**DIRECTIONS**
Make an exact copy of the records, with the pictures left out.

::: EXERCISE INPUT :::

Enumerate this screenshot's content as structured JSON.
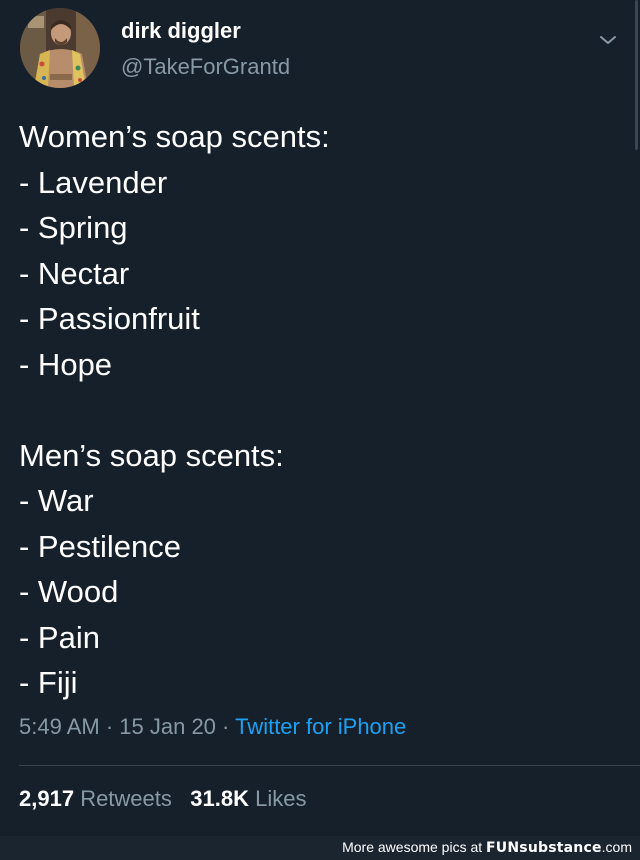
{
  "tweet": {
    "display_name": "dirk diggler",
    "handle": "@TakeForGrantd",
    "lines": [
      "Women’s soap scents:",
      "- Lavender",
      "- Spring",
      "- Nectar",
      "- Passionfruit",
      "- Hope",
      "",
      "Men’s soap scents:",
      "- War",
      "- Pestilence",
      "- Wood",
      "- Pain",
      "- Fiji"
    ],
    "time": "5:49 AM",
    "date": "15 Jan 20",
    "source": "Twitter for iPhone",
    "separator": " · ",
    "retweets_count": "2,917",
    "retweets_label": "Retweets",
    "likes_count": "31.8K",
    "likes_label": "Likes"
  },
  "footer": {
    "prefix": "More awesome pics at ",
    "brand": "FUNsubstance",
    "suffix": ".com"
  },
  "icons": {
    "avatar": "profile-photo",
    "caret": "chevron-down-icon"
  },
  "colors": {
    "background": "#16202b",
    "secondary_text": "#8899a6",
    "link": "#1da1f2",
    "divider": "#38444d"
  }
}
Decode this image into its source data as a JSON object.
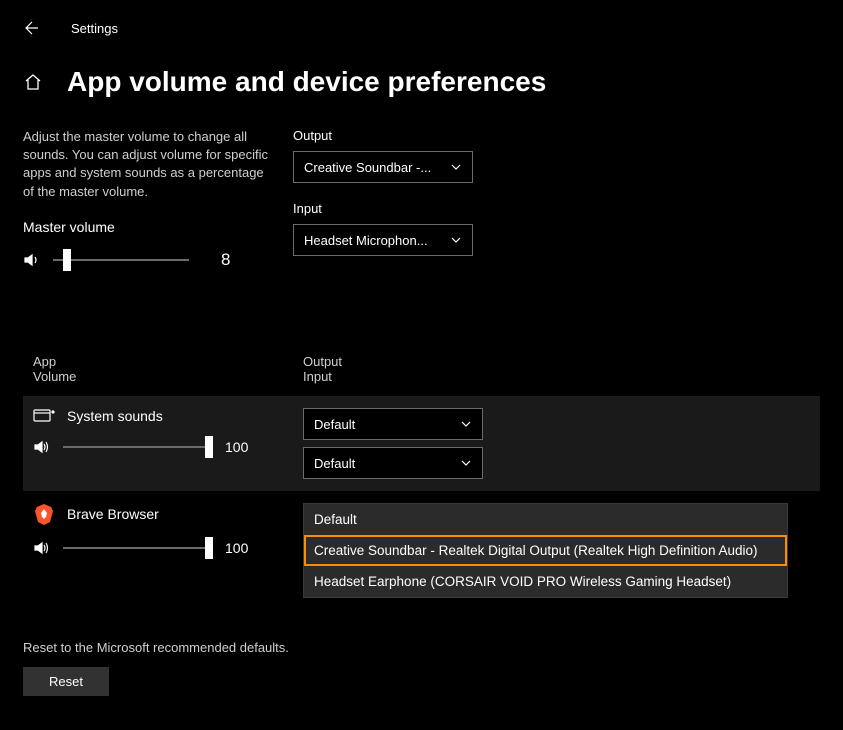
{
  "header": {
    "title": "Settings"
  },
  "page": {
    "title": "App volume and device preferences"
  },
  "description": "Adjust the master volume to change all sounds. You can adjust volume for specific apps and system sounds as a percentage of the master volume.",
  "master": {
    "label": "Master volume",
    "value": 8,
    "display": "8"
  },
  "output": {
    "label": "Output",
    "selected": "Creative Soundbar -..."
  },
  "input": {
    "label": "Input",
    "selected": "Headset Microphon..."
  },
  "list_header": {
    "col1_line1": "App",
    "col1_line2": "Volume",
    "col2_line1": "Output",
    "col2_line2": "Input"
  },
  "apps": {
    "system": {
      "name": "System sounds",
      "volume": 100,
      "display": "100",
      "output": "Default",
      "input": "Default"
    },
    "brave": {
      "name": "Brave Browser",
      "volume": 100,
      "display": "100",
      "dropdown": [
        "Default",
        "Creative Soundbar - Realtek Digital Output (Realtek High Definition Audio)",
        "Headset Earphone (CORSAIR VOID PRO Wireless Gaming Headset)"
      ]
    }
  },
  "reset": {
    "text": "Reset to the Microsoft recommended defaults.",
    "button": "Reset"
  }
}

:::

**RESULT BELOW**
Enumerate this screenshot's content as structured JSON.
{
  "tweet": {
    "display_name": "dirk diggler",
    "handle": "@TakeForGrantd",
    "lines": [
      "Women’s soap scents:",
      "- Lavender",
      "- Spring",
      "- Nectar",
      "- Passionfruit",
      "- Hope",
      "",
      "Men’s soap scents:",
      "- War",
      "- Pestilence",
      "- Wood",
      "- Pain",
      "- Fiji"
    ],
    "time": "5:49 AM",
    "date": "15 Jan 20",
    "source": "Twitter for iPhone",
    "separator": " · ",
    "retweets_count": "2,917",
    "retweets_label": "Retweets",
    "likes_count": "31.8K",
    "likes_label": "Likes"
  },
  "footer": {
    "prefix": "More awesome pics at ",
    "brand": "FUNsubstance",
    "suffix": ".com"
  },
  "icons": {
    "avatar": "profile-photo",
    "caret": "chevron-down-icon"
  },
  "colors": {
    "background": "#16202b",
    "secondary_text": "#8899a6",
    "link": "#1da1f2",
    "divider": "#38444d"
  }
}
Decode this image into its source data as a JSON object.
{
  "header": {
    "title": "Settings"
  },
  "page": {
    "title": "App volume and device preferences"
  },
  "description": "Adjust the master volume to change all sounds. You can adjust volume for specific apps and system sounds as a percentage of the master volume.",
  "master": {
    "label": "Master volume",
    "value": 8,
    "display": "8"
  },
  "output": {
    "label": "Output",
    "selected": "Creative Soundbar -..."
  },
  "input": {
    "label": "Input",
    "selected": "Headset Microphon..."
  },
  "list_header": {
    "col1_line1": "App",
    "col1_line2": "Volume",
    "col2_line1": "Output",
    "col2_line2": "Input"
  },
  "apps": {
    "system": {
      "name": "System sounds",
      "volume": 100,
      "display": "100",
      "output": "Default",
      "input": "Default"
    },
    "brave": {
      "name": "Brave Browser",
      "volume": 100,
      "display": "100",
      "dropdown": [
        "Default",
        "Creative Soundbar - Realtek Digital Output (Realtek High Definition Audio)",
        "Headset Earphone (CORSAIR VOID PRO Wireless Gaming Headset)"
      ]
    }
  },
  "reset": {
    "text": "Reset to the Microsoft recommended defaults.",
    "button": "Reset"
  }
}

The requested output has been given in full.